§ **Task description**
You are asked to filter the data below and copy every line holding "видео".

-- Material shown follows --

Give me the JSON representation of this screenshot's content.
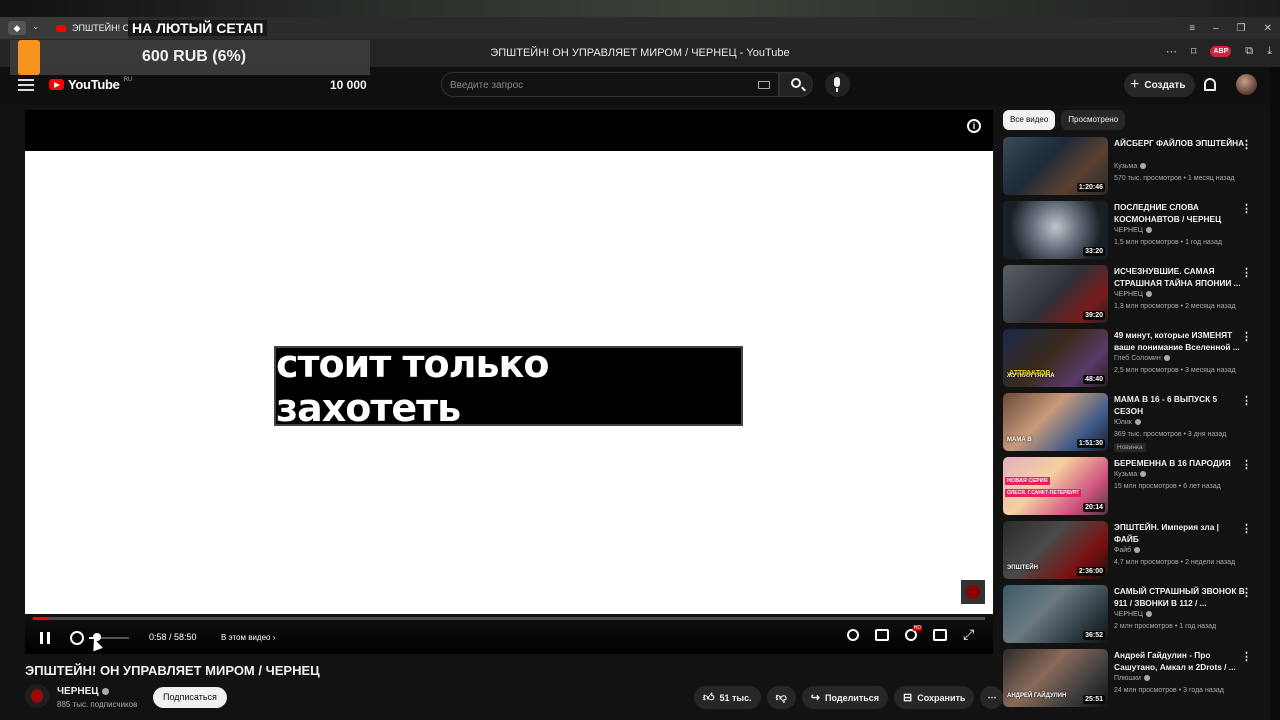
{
  "stream_overlay": {
    "title": "НА ЛЮТЫЙ СЕТАП",
    "donation_amount": "600 RUB (6%)",
    "accent_color": "#f7941d"
  },
  "browser": {
    "tab_title": "ЭПШТЕЙН! ОН",
    "page_title": "ЭПШТЕЙН! ОН УПРАВЛЯЕТ МИРОМ / ЧЕРНЕЦ - YouTube",
    "adblock_label": "ABP"
  },
  "header": {
    "logo_text": "YouTube",
    "region": "RU",
    "counter": "10 000",
    "search_placeholder": "Введите запрос",
    "create_label": "Создать"
  },
  "player": {
    "caption": "стоит только захотеть",
    "time": "0:58 / 58:50",
    "chapters_label": "В этом видео",
    "progress_fraction": 0.0164,
    "volume_fraction": 0.2
  },
  "video": {
    "title": "ЭПШТЕЙН! ОН УПРАВЛЯЕТ МИРОМ / ЧЕРНЕЦ",
    "channel": "ЧЕРНЕЦ",
    "subscribers": "885 тыс. подписчиков",
    "subscribe_label": "Подписаться",
    "likes": "51 тыс.",
    "share_label": "Поделиться",
    "save_label": "Сохранить"
  },
  "sidebar": {
    "chips": [
      "Все видео",
      "Просмотрено"
    ],
    "items": [
      {
        "title": "АЙСБЕРГ ФАЙЛОВ ЭПШТЕЙНА",
        "channel": "Кузьма",
        "meta": "570 тыс. просмотров • 1 месяц назад",
        "duration": "1:20:46",
        "badge": ""
      },
      {
        "title": "ПОСЛЕДНИЕ СЛОВА КОСМОНАВТОВ / ЧЕРНЕЦ",
        "channel": "ЧЕРНЕЦ",
        "meta": "1,5 млн просмотров • 1 год назад",
        "duration": "33:20",
        "badge": ""
      },
      {
        "title": "ИСЧЕЗНУВШИЕ. САМАЯ СТРАШНАЯ ТАЙНА ЯПОНИИ ...",
        "channel": "ЧЕРНЕЦ",
        "meta": "1,3 млн просмотров • 2 месяца назад",
        "duration": "39:20",
        "badge": ""
      },
      {
        "title": "49 минут, которые ИЗМЕНЯТ ваше понимание Вселенной ...",
        "channel": "Глеб Соломин",
        "meta": "2,5 млн просмотров • 3 месяца назад",
        "duration": "48:40",
        "badge": "",
        "overlay": "ЖУТКАЯ ТАЙНА",
        "overlay2": "АТТРАКТОР"
      },
      {
        "title": "МАМА В 16 - 6 ВЫПУСК 5 СЕЗОН",
        "channel": "Юлик",
        "meta": "369 тыс. просмотров • 3 дня назад",
        "duration": "1:51:30",
        "badge": "Новинка",
        "overlay": "МАМА В"
      },
      {
        "title": "БЕРЕМЕННА В 16 ПАРОДИЯ",
        "channel": "Кузьма",
        "meta": "15 млн просмотров • 6 лет назад",
        "duration": "20:14",
        "badge": "",
        "overlay": "НОВАЯ СЕРИЯ",
        "overlay2": "ОЛЕСЯ, Г.САНКТ-ПЕТЕРБУРГ"
      },
      {
        "title": "ЭПШТЕЙН. Империя зла | ФАЙБ",
        "channel": "Файб",
        "meta": "4,7 млн просмотров • 2 недели назад",
        "duration": "2:36:00",
        "badge": "",
        "overlay": "ЭПШТЕЙН"
      },
      {
        "title": "САМЫЙ СТРАШНЫЙ ЗВОНОК В 911 / ЗВОНКИ В 112 / ...",
        "channel": "ЧЕРНЕЦ",
        "meta": "2 млн просмотров • 1 год назад",
        "duration": "36:52",
        "badge": ""
      },
      {
        "title": "Андрей Гайдулин - Про Сашутано, Амкал и 2Drots / ...",
        "channel": "Плюшки",
        "meta": "24 млн просмотров • 3 года назад",
        "duration": "25:51",
        "badge": "",
        "overlay": "АНДРЕЙ ГАЙДУЛИН"
      }
    ]
  }
}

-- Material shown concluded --

§ **Task result**
    "chapters_label": "В этом видео",
      "Все видео",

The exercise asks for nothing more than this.